“No hotel has our concept. It’s either business or vacation; this is a combination of the two,” said Ofer Agami, Publica’s CEO.
Herzilya has long been part of Israel’s “Silicon Wadi,” so dubbed thanks to the number of hi-tech companies based in the town just north of Tel Aviv, including Hewlett-Packard, IBM, and Microsoft. Tech office parks surround this beachfront town.
Set amid one of these office parks of glass high-rises and chain restaurants on a busy street, Publica Isrotel’s modern but plain glass-and-stone exterior barely hints at what’s inside: chic, velvet sofas, brass lighting, tufted leather, navy blue walls, dark wood floors, and unique, colorful photography, paintings, and sculpture.
While Publica Isrotel has already hosted guests from Europe and China, the boutique hotel, which is part of Marriott’s 153-member Autograph Collection, is looking to appeal to the business techie of Silicon Valley. The average age of visitors is 40, said Eilat, and the prices are “reasonable,” at around $95 (about NIS 335) a night for a queen room with a sea view. (In comparison, the Isrotel’s other new hotel, Jerusalem’s Orient, costs about $500 (nearly NIS 1,760) per room.)
The 159-room hotel, which opened two months ago, is catering to consumers with a curated design sense, with amenities that those with a millennial’s expectations might like.
The hotel’s office space offers draft beer and large, communal tables, cultivating a WeWork vibe refined by the velvet sofas, and pop art featuring Mickey Mouse that is reminiscent of Icelandic artist Erró. But guests can be found, laptops and iPads open, working throughout the entire hotel — including the bar, dining area and lobby — something more and more common in today’s mobile business environment.
Boasting a spacious rooftop pool with plenty of plush orange sofas and black-and-white striped umbrellas, Publica Isrotel also has a large, upscale gym with a spinning room and studio. Guests can drop into a class during their stay, a perk that keeps with the millennial embrace of health and wellness. Once a week, a French-Taiwanese, India-certified yoga instructor teaches on the rooftop pool, and a boxing area is planned for the middle of the airy gym.

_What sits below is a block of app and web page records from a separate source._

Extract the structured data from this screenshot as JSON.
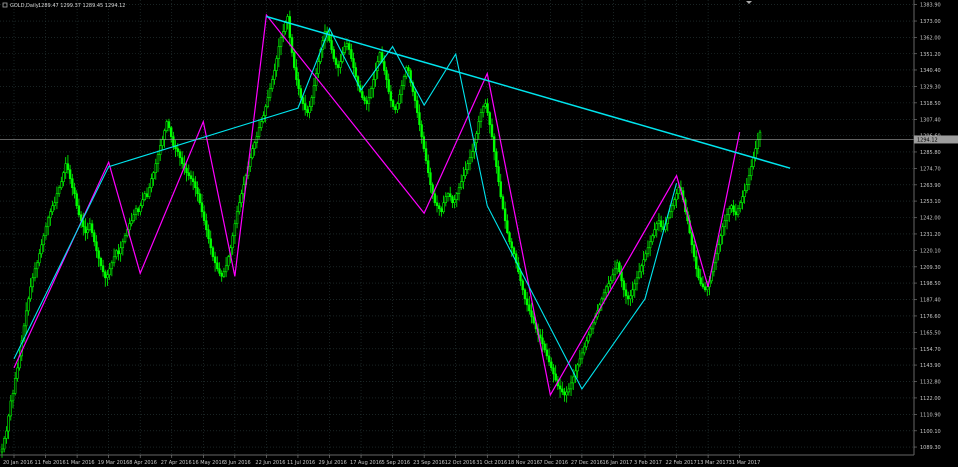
{
  "header": {
    "symbol_timeframe": "GOLD,Daily",
    "ohlc": "1289.47 1299.37 1289.45 1294.12"
  },
  "price_tag": "1294.12",
  "colors": {
    "background": "#000000",
    "grid": "#2a3a3a",
    "bull_candle": "#00ff00",
    "zigzag_magenta": "#ff00ff",
    "zigzag_cyan": "#00e5ee",
    "trendline": "#00e5ee",
    "axis_text": "#c8c8c8",
    "price_line": "#9e9e9e"
  },
  "chart_data": {
    "type": "candlestick",
    "y_ticks": [
      "1383.90",
      "1373.00",
      "1362.00",
      "1351.20",
      "1340.40",
      "1329.30",
      "1318.50",
      "1307.40",
      "1296.60",
      "1285.80",
      "1274.70",
      "1263.90",
      "1253.10",
      "1242.00",
      "1231.20",
      "1220.10",
      "1209.30",
      "1198.50",
      "1187.40",
      "1176.60",
      "1165.50",
      "1154.70",
      "1143.90",
      "1132.80",
      "1122.00",
      "1110.90",
      "1100.10",
      "1089.30"
    ],
    "ylim": [
      1084,
      1387
    ],
    "x_ticks": [
      "20 Jan 2016",
      "11 Feb 2016",
      "1 Mar 2016",
      "19 Mar 2016",
      "8 Apr 2016",
      "27 Apr 2016",
      "16 May 2016",
      "3 Jun 2016",
      "22 Jun 2016",
      "11 Jul 2016",
      "29 Jul 2016",
      "17 Aug 2016",
      "5 Sep 2016",
      "23 Sep 2016",
      "12 Oct 2016",
      "31 Oct 2016",
      "18 Nov 2016",
      "7 Dec 2016",
      "27 Dec 2016",
      "16 Jan 2017",
      "3 Feb 2017",
      "22 Feb 2017",
      "13 Mar 2017",
      "31 Mar 2017"
    ],
    "series": [
      {
        "kind": "price",
        "values": [
          1088,
          1095,
          1100,
          1110,
          1120,
          1125,
          1135,
          1142,
          1150,
          1160,
          1170,
          1180,
          1188,
          1196,
          1202,
          1208,
          1212,
          1218,
          1224,
          1230,
          1236,
          1242,
          1246,
          1250,
          1252,
          1258,
          1262,
          1266,
          1272,
          1278,
          1274,
          1268,
          1262,
          1258,
          1250,
          1244,
          1240,
          1236,
          1232,
          1234,
          1238,
          1232,
          1226,
          1220,
          1215,
          1210,
          1206,
          1202,
          1204,
          1208,
          1212,
          1216,
          1220,
          1218,
          1222,
          1226,
          1230,
          1234,
          1238,
          1240,
          1244,
          1248,
          1246,
          1250,
          1254,
          1258,
          1256,
          1262,
          1268,
          1272,
          1278,
          1284,
          1290,
          1294,
          1300,
          1306,
          1302,
          1296,
          1290,
          1288,
          1286,
          1282,
          1278,
          1275,
          1272,
          1270,
          1268,
          1266,
          1262,
          1258,
          1252,
          1246,
          1240,
          1234,
          1228,
          1222,
          1216,
          1212,
          1208,
          1205,
          1203,
          1206,
          1210,
          1216,
          1222,
          1230,
          1238,
          1246,
          1252,
          1258,
          1264,
          1270,
          1276,
          1282,
          1288,
          1292,
          1296,
          1302,
          1306,
          1310,
          1316,
          1322,
          1328,
          1334,
          1340,
          1348,
          1356,
          1362,
          1366,
          1372,
          1376,
          1362,
          1352,
          1342,
          1334,
          1328,
          1322,
          1318,
          1314,
          1312,
          1316,
          1322,
          1330,
          1338,
          1346,
          1354,
          1360,
          1366,
          1364,
          1360,
          1354,
          1348,
          1344,
          1342,
          1346,
          1352,
          1356,
          1358,
          1354,
          1348,
          1342,
          1336,
          1330,
          1326,
          1322,
          1320,
          1318,
          1322,
          1328,
          1334,
          1340,
          1346,
          1352,
          1346,
          1340,
          1334,
          1326,
          1320,
          1316,
          1314,
          1318,
          1324,
          1330,
          1336,
          1342,
          1340,
          1332,
          1326,
          1320,
          1312,
          1304,
          1296,
          1288,
          1280,
          1272,
          1264,
          1258,
          1252,
          1250,
          1248,
          1246,
          1252,
          1256,
          1258,
          1256,
          1252,
          1254,
          1258,
          1262,
          1266,
          1270,
          1274,
          1278,
          1282,
          1286,
          1292,
          1298,
          1306,
          1312,
          1316,
          1318,
          1312,
          1304,
          1296,
          1286,
          1276,
          1266,
          1256,
          1248,
          1240,
          1232,
          1226,
          1222,
          1218,
          1212,
          1206,
          1200,
          1194,
          1188,
          1184,
          1180,
          1176,
          1172,
          1168,
          1164,
          1162,
          1158,
          1154,
          1150,
          1146,
          1142,
          1138,
          1134,
          1130,
          1128,
          1126,
          1124,
          1126,
          1128,
          1132,
          1136,
          1140,
          1144,
          1148,
          1152,
          1156,
          1160,
          1164,
          1168,
          1172,
          1176,
          1180,
          1184,
          1188,
          1192,
          1196,
          1198,
          1200,
          1204,
          1208,
          1212,
          1206,
          1200,
          1194,
          1190,
          1188,
          1190,
          1194,
          1198,
          1202,
          1206,
          1210,
          1214,
          1218,
          1222,
          1226,
          1230,
          1234,
          1238,
          1240,
          1236,
          1234,
          1238,
          1242,
          1246,
          1250,
          1254,
          1258,
          1262,
          1260,
          1254,
          1246,
          1240,
          1232,
          1224,
          1216,
          1208,
          1202,
          1198,
          1196,
          1194,
          1196,
          1200,
          1206,
          1212,
          1218,
          1224,
          1230,
          1236,
          1240,
          1244,
          1248,
          1250,
          1246,
          1244,
          1248,
          1252,
          1256,
          1260,
          1264,
          1270,
          1276,
          1282,
          1288,
          1294,
          1299
        ]
      },
      {
        "kind": "zigzag",
        "name": "",
        "values": []
      }
    ],
    "zigzag_magenta": [
      {
        "date_index": 0,
        "price": 1142
      },
      {
        "date_index": 3,
        "price": 1279
      },
      {
        "date_index": 4,
        "price": 1205
      },
      {
        "date_index": 6,
        "price": 1306
      },
      {
        "date_index": 7,
        "price": 1203
      },
      {
        "date_index": 8,
        "price": 1377
      },
      {
        "date_index": 13,
        "price": 1245
      },
      {
        "date_index": 15,
        "price": 1338
      },
      {
        "date_index": 17,
        "price": 1124
      },
      {
        "date_index": 21,
        "price": 1270
      },
      {
        "date_index": 22,
        "price": 1196
      },
      {
        "date_index": 23,
        "price": 1299
      }
    ],
    "zigzag_cyan": [
      {
        "date_index": 0,
        "price": 1148
      },
      {
        "date_index": 3,
        "price": 1276
      },
      {
        "date_index": 9,
        "price": 1315
      },
      {
        "date_index": 10,
        "price": 1368
      },
      {
        "date_index": 11,
        "price": 1327
      },
      {
        "date_index": 12,
        "price": 1356
      },
      {
        "date_index": 13,
        "price": 1317
      },
      {
        "date_index": 14,
        "price": 1351
      },
      {
        "date_index": 15,
        "price": 1250
      },
      {
        "date_index": 18,
        "price": 1128
      },
      {
        "date_index": 20,
        "price": 1188
      },
      {
        "date_index": 21,
        "price": 1265
      }
    ],
    "trendline": {
      "start": {
        "date_index": 8,
        "price": 1376
      },
      "end": {
        "date_index": 24.6,
        "price": 1275
      }
    },
    "current_price": 1294.12,
    "grid": true
  },
  "icons": {
    "top_marker": "triangle-down-icon"
  }
}
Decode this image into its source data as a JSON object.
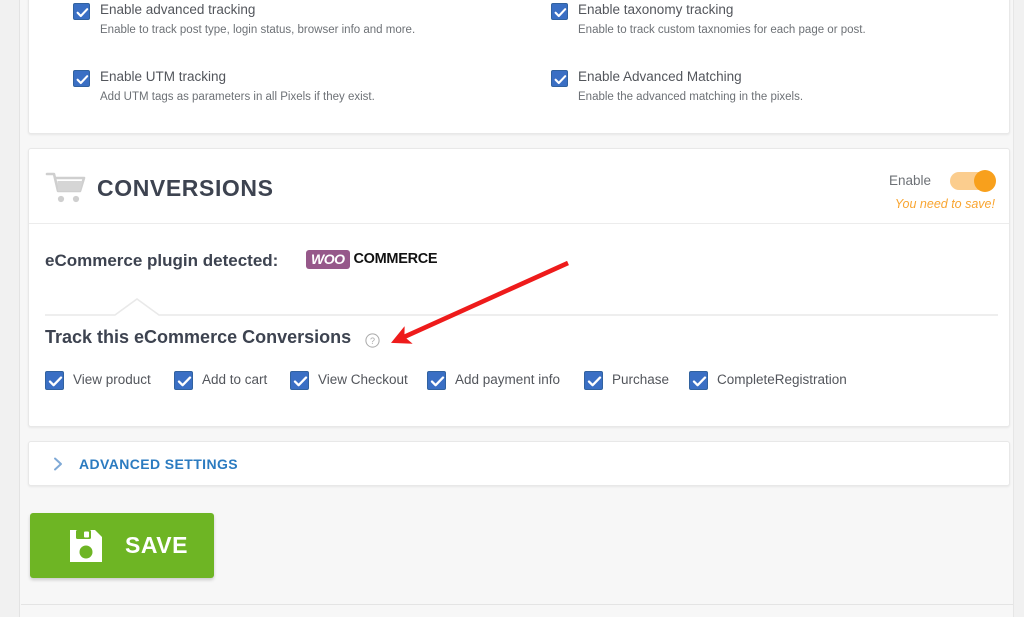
{
  "tracking_card": {
    "options": [
      {
        "label": "Enable advanced tracking",
        "description": "Enable to track post type, login status, browser info and more.",
        "checked": true
      },
      {
        "label": "Enable taxonomy tracking",
        "description": "Enable to track custom taxnomies for each page or post.",
        "checked": true
      },
      {
        "label": "Enable UTM tracking",
        "description": "Add UTM tags as parameters in all Pixels if they exist.",
        "checked": true
      },
      {
        "label": "Enable Advanced Matching",
        "description": "Enable the advanced matching in the pixels.",
        "checked": true
      }
    ]
  },
  "conversions": {
    "icon": "shopping-cart-icon",
    "title": "CONVERSIONS",
    "enable_label": "Enable",
    "toggle_state": "on",
    "save_notice": "You need to save!",
    "detected_label": "eCommerce plugin detected:",
    "detected_plugin": {
      "badge": "WOO",
      "word": "COMMERCE",
      "badge_color": "#96588a"
    },
    "track_heading": "Track this eCommerce Conversions",
    "help_icon": "question-mark-help-icon",
    "events": [
      {
        "label": "View product",
        "checked": true
      },
      {
        "label": "Add to cart",
        "checked": true
      },
      {
        "label": "View Checkout",
        "checked": true
      },
      {
        "label": "Add payment info",
        "checked": true
      },
      {
        "label": "Purchase",
        "checked": true
      },
      {
        "label": "CompleteRegistration",
        "checked": true
      }
    ]
  },
  "advanced_settings": {
    "label": "ADVANCED SETTINGS",
    "chevron": "chevron-right-icon",
    "expanded": false
  },
  "save_button": {
    "label": "SAVE",
    "icon": "floppy-disk-save-icon",
    "color": "#6eb524"
  },
  "annotation": {
    "type": "red-arrow",
    "color": "#ee1b1b",
    "from": "568,263",
    "to": "396,341"
  },
  "colors": {
    "checkbox": "#3a6fc4",
    "toggle_on": "#f8a01c",
    "notice": "#f9a531",
    "link_blue": "#2b7bc0",
    "save_green": "#6eb524"
  }
}
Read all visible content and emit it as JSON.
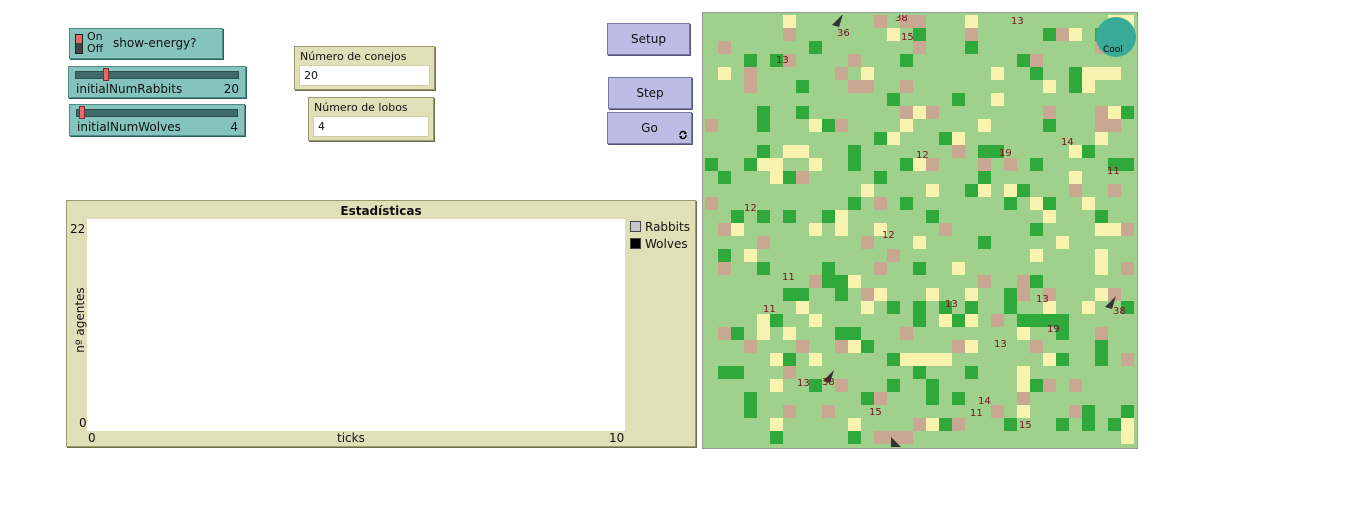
{
  "switch": {
    "on_label": "On",
    "off_label": "Off",
    "label": "show-energy?"
  },
  "sliders": [
    {
      "label": "initialNumRabbits",
      "value": "20",
      "level": 0.15
    },
    {
      "label": "initialNumWolves",
      "value": "4",
      "level": 0.02
    }
  ],
  "monitors": {
    "rabbits": {
      "title": "Número de conejos",
      "value": "20"
    },
    "wolves": {
      "title": "Número de lobos",
      "value": "4"
    }
  },
  "buttons": {
    "setup": "Setup",
    "step": "Step",
    "go": "Go",
    "go_forever_icon": "cycle-icon"
  },
  "plot": {
    "title": "Estadísticas",
    "ylabel": "nº agentes",
    "xlabel": "ticks",
    "ymin": "0",
    "ymax": "22",
    "xmin": "0",
    "xmax": "10",
    "legend": [
      {
        "name": "Rabbits",
        "color": "#c8c8c8"
      },
      {
        "name": "Wolves",
        "color": "#000000"
      }
    ]
  },
  "chart_data": {
    "type": "line",
    "title": "Estadísticas",
    "xlabel": "ticks",
    "ylabel": "nº agentes",
    "xlim": [
      0,
      10
    ],
    "ylim": [
      0,
      22
    ],
    "series": [
      {
        "name": "Rabbits",
        "color": "#c8c8c8",
        "values": []
      },
      {
        "name": "Wolves",
        "color": "#000000",
        "values": []
      }
    ]
  },
  "world": {
    "colors": {
      "grass_light": "#9fd08c",
      "grass_dark": "#2fa83c",
      "sand": "#f8f4b0",
      "dirt": "#c8a890",
      "sun": "#3aaa98"
    },
    "sun_label": "Cool",
    "energy_labels": [
      "38",
      "15",
      "13",
      "13",
      "12",
      "19",
      "14",
      "11",
      "12",
      "12",
      "11",
      "11",
      "13",
      "13",
      "19",
      "13",
      "38",
      "13",
      "14",
      "15",
      "11",
      "15",
      "36",
      "38"
    ]
  }
}
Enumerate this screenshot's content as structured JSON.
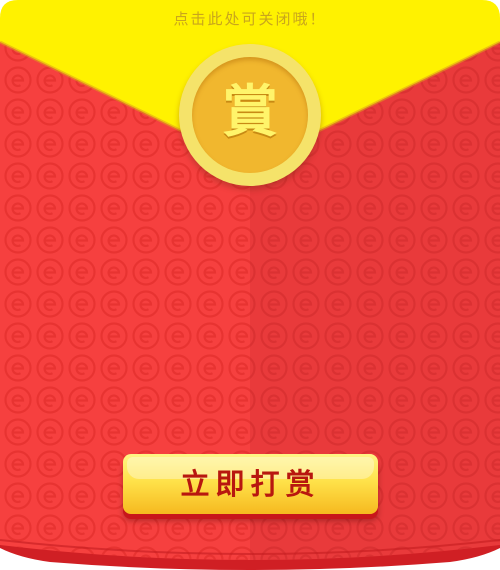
{
  "envelope": {
    "close_hint": "点击此处可关闭哦！",
    "coin_char": "賞",
    "tip_button_label": "立即打赏"
  },
  "colors": {
    "flap_yellow": "#fff200",
    "envelope_red_left": "#f6403f",
    "envelope_red_right": "#e93a3b",
    "coin_gold": "#f1b72e",
    "button_text": "#b8170f"
  },
  "icons": {
    "pattern": "e-circle-pattern",
    "coin": "reward-coin-icon"
  }
}
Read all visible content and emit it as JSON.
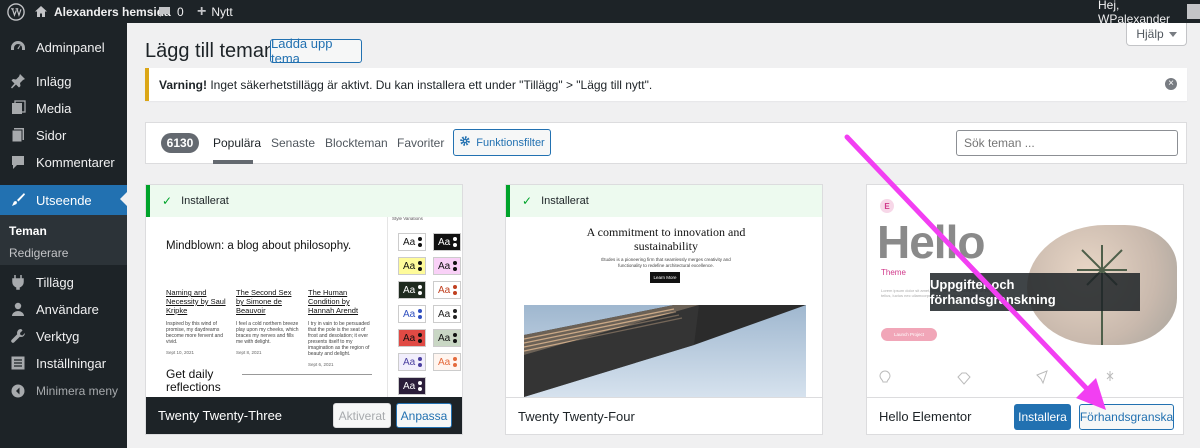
{
  "adminbar": {
    "site_name": "Alexanders hemsida",
    "comments_count": "0",
    "new_label": "Nytt",
    "greeting": "Hej, WPalexander"
  },
  "sidebar": {
    "items": [
      {
        "label": "Adminpanel",
        "icon": "dashboard-icon"
      },
      {
        "label": "Inlägg",
        "icon": "pin-icon"
      },
      {
        "label": "Media",
        "icon": "media-icon"
      },
      {
        "label": "Sidor",
        "icon": "page-icon"
      },
      {
        "label": "Kommentarer",
        "icon": "comment-icon"
      },
      {
        "label": "Utseende",
        "icon": "brush-icon",
        "active": true
      },
      {
        "label": "Tillägg",
        "icon": "plugin-icon"
      },
      {
        "label": "Användare",
        "icon": "user-icon"
      },
      {
        "label": "Verktyg",
        "icon": "wrench-icon"
      },
      {
        "label": "Inställningar",
        "icon": "settings-icon"
      },
      {
        "label": "Minimera meny",
        "icon": "collapse-icon"
      }
    ],
    "submenu": [
      "Teman",
      "Redigerare"
    ]
  },
  "page": {
    "title": "Lägg till teman",
    "upload_button": "Ladda upp tema",
    "help_button": "Hjälp"
  },
  "notice": {
    "bold": "Varning!",
    "text": " Inget säkerhetstillägg är aktivt. Du kan installera ett under \"Tillägg\" > \"Lägg till nytt\"."
  },
  "filter": {
    "count": "6130",
    "tabs": [
      "Populära",
      "Senaste",
      "Blockteman",
      "Favoriter"
    ],
    "feature_filter": "Funktionsfilter",
    "search_placeholder": "Sök teman ..."
  },
  "themes": [
    {
      "name": "Twenty Twenty-Three",
      "installed_label": "Installerat",
      "activated_label": "Aktiverat",
      "customize_label": "Anpassa",
      "preview": {
        "headline": "Mindblown: a blog about philosophy.",
        "styles_label": "Style Variations",
        "posts": [
          {
            "title": "Naming and Necessity by Saul Kripke",
            "desc": "Inspired by this wind of promise, my daydreams become more fervent and vivid.",
            "date": "Sept 10, 2021"
          },
          {
            "title": "The Second Sex by Simone de Beauvoir",
            "desc": "I feel a cold northern breeze play upon my cheeks, which braces my nerves and fills me with delight.",
            "date": "Sept 8, 2021"
          },
          {
            "title": "The Human Condition by Hannah Arendt",
            "desc": "I try in vain to be persuaded that the pole is the seat of frost and desolation; it ever presents itself to my imagination as the region of beauty and delight.",
            "date": "Sept 6, 2021"
          }
        ],
        "cta": "Get daily reflections",
        "swatch_label": "Aa"
      }
    },
    {
      "name": "Twenty Twenty-Four",
      "installed_label": "Installerat",
      "preview": {
        "headline": "A commitment to innovation and sustainability",
        "sub": "Études is a pioneering firm that seamlessly merges creativity and functionality to redefine architectural excellence.",
        "button": "Learn More"
      }
    },
    {
      "name": "Hello Elementor",
      "install_label": "Installera",
      "preview_label": "Förhandsgranska",
      "overlay_label": "Uppgifter och förhandsgranskning",
      "preview": {
        "hero": "Hello",
        "sub": "Theme",
        "lorem": "Lorem ipsum dolor sit amet, consectetur adipiscing elit. Ut elit tellus, luctus nec ullamcorper mattis, pulvinar dapibus leo.",
        "button": "Launch Project",
        "logo": "E"
      }
    }
  ],
  "colors": {
    "admin_dark": "#1d2327",
    "wp_blue": "#2271b1",
    "annotation_arrow": "#f23ff2",
    "installed_green": "#00a32a",
    "warning_yellow": "#dba617"
  }
}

Both the pool and gym are open to the public, in an attempt not only to make extra income, but to promote socialization between locals and visitors, said hotel reps. The gym will open to the public in earnest on November 16.
The moody, chic vibe carries to the rooms, which have dark wood floors and walls, floor-to-ceiling windows, colorful rugs, and more tufted leather. The closet offers enough shelf and drawers for a business traveler’s week-long stay, and a safe and mini fridge provide added security and homeliness, respectively.
But WiFi in the bedrooms is spotty, perhaps a reason to venture to the other parts of the hotel.
Meanwhile, a selfie is waiting to be snapped in the marble and glass bathroom, with a shower door that reads as if scrawled with a finger in steam, “you’ll always be in my heart.”
The concrete, industrial gym includes neon signs, and a vintage basketball hoop and leather gymnastics pommel. Even the public marble-and-brass bathrooms include a jar of vibrant gumballs and a gallery wall of Instagram photos from a local artist.
While dinner service was heavy, featuring pastas and heavily dressed salads, dessert was a standout. The 150-shekel ($43) breakfast was lavish. Pastries, mini desserts such as tiramisu and cheesecake, individual pots of mushroom polenta, shakshuka, sweet avocado dip with wontons, semi-soft and hard cheeses, and fresh juices were all delicious, neatly displayed on a wall of navy cabinet shelves and best enjoyed al fresco in the lush potted-tree-filled patio.
If all goes well, more boutique business hotels are likely to pop up elsewhere. Hotel CEO Agami said they are hoping to expand to Tel Aviv, and eventually even outside of Israel.